TASK ITEM.
Every line containing the word "Hello" must be pulled from the records.

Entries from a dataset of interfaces
..........

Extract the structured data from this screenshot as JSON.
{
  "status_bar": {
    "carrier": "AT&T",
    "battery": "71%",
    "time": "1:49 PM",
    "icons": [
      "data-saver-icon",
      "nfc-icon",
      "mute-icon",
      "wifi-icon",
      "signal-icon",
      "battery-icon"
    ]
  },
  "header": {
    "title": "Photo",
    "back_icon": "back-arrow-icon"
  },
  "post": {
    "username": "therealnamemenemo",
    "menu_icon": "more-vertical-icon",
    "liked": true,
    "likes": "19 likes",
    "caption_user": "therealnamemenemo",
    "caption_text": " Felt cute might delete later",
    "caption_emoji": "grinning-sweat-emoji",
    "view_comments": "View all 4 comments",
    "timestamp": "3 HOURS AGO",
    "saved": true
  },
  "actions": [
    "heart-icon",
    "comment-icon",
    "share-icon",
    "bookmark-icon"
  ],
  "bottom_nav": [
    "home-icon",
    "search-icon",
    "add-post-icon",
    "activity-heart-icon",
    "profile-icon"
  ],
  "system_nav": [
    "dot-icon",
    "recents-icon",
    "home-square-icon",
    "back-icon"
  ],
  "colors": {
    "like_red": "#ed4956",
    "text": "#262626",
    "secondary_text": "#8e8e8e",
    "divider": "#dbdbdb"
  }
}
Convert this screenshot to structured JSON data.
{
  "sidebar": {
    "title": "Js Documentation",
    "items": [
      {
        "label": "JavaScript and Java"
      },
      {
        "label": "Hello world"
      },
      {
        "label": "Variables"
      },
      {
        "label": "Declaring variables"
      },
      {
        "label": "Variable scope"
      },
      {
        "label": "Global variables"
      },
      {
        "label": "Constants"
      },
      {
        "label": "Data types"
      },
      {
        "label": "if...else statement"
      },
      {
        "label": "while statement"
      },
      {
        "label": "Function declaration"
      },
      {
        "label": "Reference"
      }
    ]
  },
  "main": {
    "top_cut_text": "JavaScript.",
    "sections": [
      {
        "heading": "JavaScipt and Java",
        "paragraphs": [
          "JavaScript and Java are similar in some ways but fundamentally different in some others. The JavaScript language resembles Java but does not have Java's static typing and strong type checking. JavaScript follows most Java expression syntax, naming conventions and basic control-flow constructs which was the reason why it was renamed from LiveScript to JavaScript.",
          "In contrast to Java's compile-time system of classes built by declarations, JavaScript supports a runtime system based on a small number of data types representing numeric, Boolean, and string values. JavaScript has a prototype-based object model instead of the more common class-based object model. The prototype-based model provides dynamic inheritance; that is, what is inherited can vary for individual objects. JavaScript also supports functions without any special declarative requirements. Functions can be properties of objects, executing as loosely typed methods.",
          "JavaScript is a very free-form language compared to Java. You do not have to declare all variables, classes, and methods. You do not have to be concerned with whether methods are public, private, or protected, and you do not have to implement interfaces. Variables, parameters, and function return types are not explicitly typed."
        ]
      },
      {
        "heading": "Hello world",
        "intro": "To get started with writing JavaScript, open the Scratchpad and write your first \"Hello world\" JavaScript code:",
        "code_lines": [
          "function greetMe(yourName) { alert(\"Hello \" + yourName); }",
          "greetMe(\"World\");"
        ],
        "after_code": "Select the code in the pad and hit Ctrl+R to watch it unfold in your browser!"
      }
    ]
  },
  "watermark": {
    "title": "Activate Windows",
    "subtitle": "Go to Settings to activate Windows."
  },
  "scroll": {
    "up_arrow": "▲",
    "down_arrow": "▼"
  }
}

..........

RESULT OF THE TASK.
        "label": "Hello world"
        "heading": "Hello world",
        "intro": "To get started with writing JavaScript, open the Scratchpad and write your first \"Hello world\" JavaScript code:",
          "function greetMe(yourName) { alert(\"Hello \" + yourName); }",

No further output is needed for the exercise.